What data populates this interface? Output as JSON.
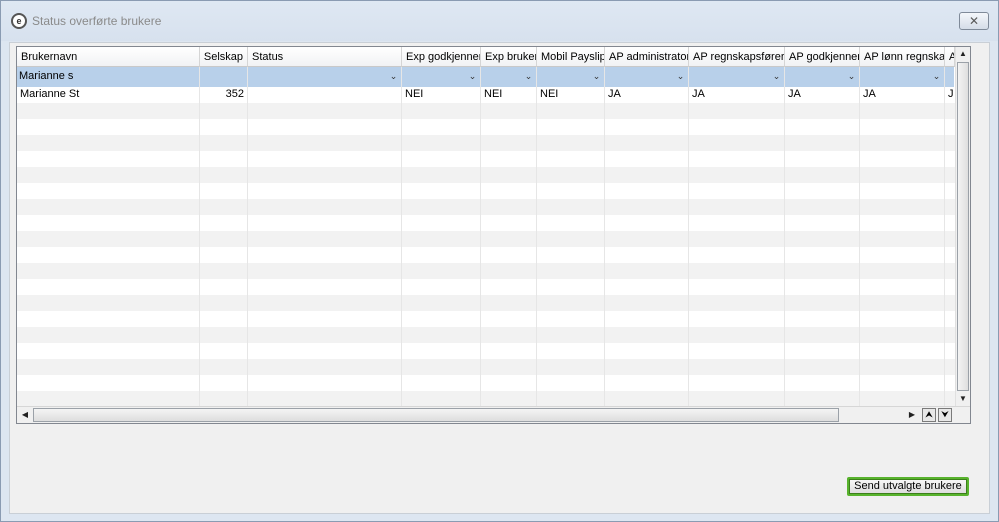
{
  "window": {
    "title": "Status overførte brukere",
    "close_symbol": "✕"
  },
  "grid": {
    "columns": [
      {
        "label": "Brukernavn",
        "align": "left"
      },
      {
        "label": "Selskap",
        "align": "right"
      },
      {
        "label": "Status",
        "align": "left"
      },
      {
        "label": "Exp godkjenner",
        "align": "left"
      },
      {
        "label": "Exp bruker",
        "align": "left"
      },
      {
        "label": "Mobil Payslip",
        "align": "left"
      },
      {
        "label": "AP administrator",
        "align": "left"
      },
      {
        "label": "AP regnskapsfører",
        "align": "left"
      },
      {
        "label": "AP godkjenner",
        "align": "left"
      },
      {
        "label": "AP lønn regnskap",
        "align": "left"
      },
      {
        "label": "A",
        "align": "left"
      }
    ],
    "filter_row": {
      "brukernavn_value": "Marianne s"
    },
    "rows": [
      {
        "brukernavn": "Marianne St",
        "selskap": "352",
        "status": "",
        "exp_godkjenner": "NEI",
        "exp_bruker": "NEI",
        "mobil_payslip": "NEI",
        "ap_administrator": "JA",
        "ap_regnskapsforer": "JA",
        "ap_godkjenner": "JA",
        "ap_lonn_regnskap": "JA",
        "extra": "J"
      }
    ]
  },
  "actions": {
    "send_label": "Send utvalgte brukere"
  },
  "colors": {
    "filter_row": "#b8d0ea",
    "send_button_border": "#58b32d"
  }
}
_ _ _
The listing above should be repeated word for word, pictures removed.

What data populates this interface? Output as JSON.
{
  "window": {
    "title": "Status overførte brukere",
    "close_symbol": "✕"
  },
  "grid": {
    "columns": [
      {
        "label": "Brukernavn",
        "align": "left"
      },
      {
        "label": "Selskap",
        "align": "right"
      },
      {
        "label": "Status",
        "align": "left"
      },
      {
        "label": "Exp godkjenner",
        "align": "left"
      },
      {
        "label": "Exp bruker",
        "align": "left"
      },
      {
        "label": "Mobil Payslip",
        "align": "left"
      },
      {
        "label": "AP administrator",
        "align": "left"
      },
      {
        "label": "AP regnskapsfører",
        "align": "left"
      },
      {
        "label": "AP godkjenner",
        "align": "left"
      },
      {
        "label": "AP lønn regnskap",
        "align": "left"
      },
      {
        "label": "A",
        "align": "left"
      }
    ],
    "filter_row": {
      "brukernavn_value": "Marianne s"
    },
    "rows": [
      {
        "brukernavn": "Marianne St",
        "selskap": "352",
        "status": "",
        "exp_godkjenner": "NEI",
        "exp_bruker": "NEI",
        "mobil_payslip": "NEI",
        "ap_administrator": "JA",
        "ap_regnskapsforer": "JA",
        "ap_godkjenner": "JA",
        "ap_lonn_regnskap": "JA",
        "extra": "J"
      }
    ]
  },
  "actions": {
    "send_label": "Send utvalgte brukere"
  },
  "colors": {
    "filter_row": "#b8d0ea",
    "send_button_border": "#58b32d"
  }
}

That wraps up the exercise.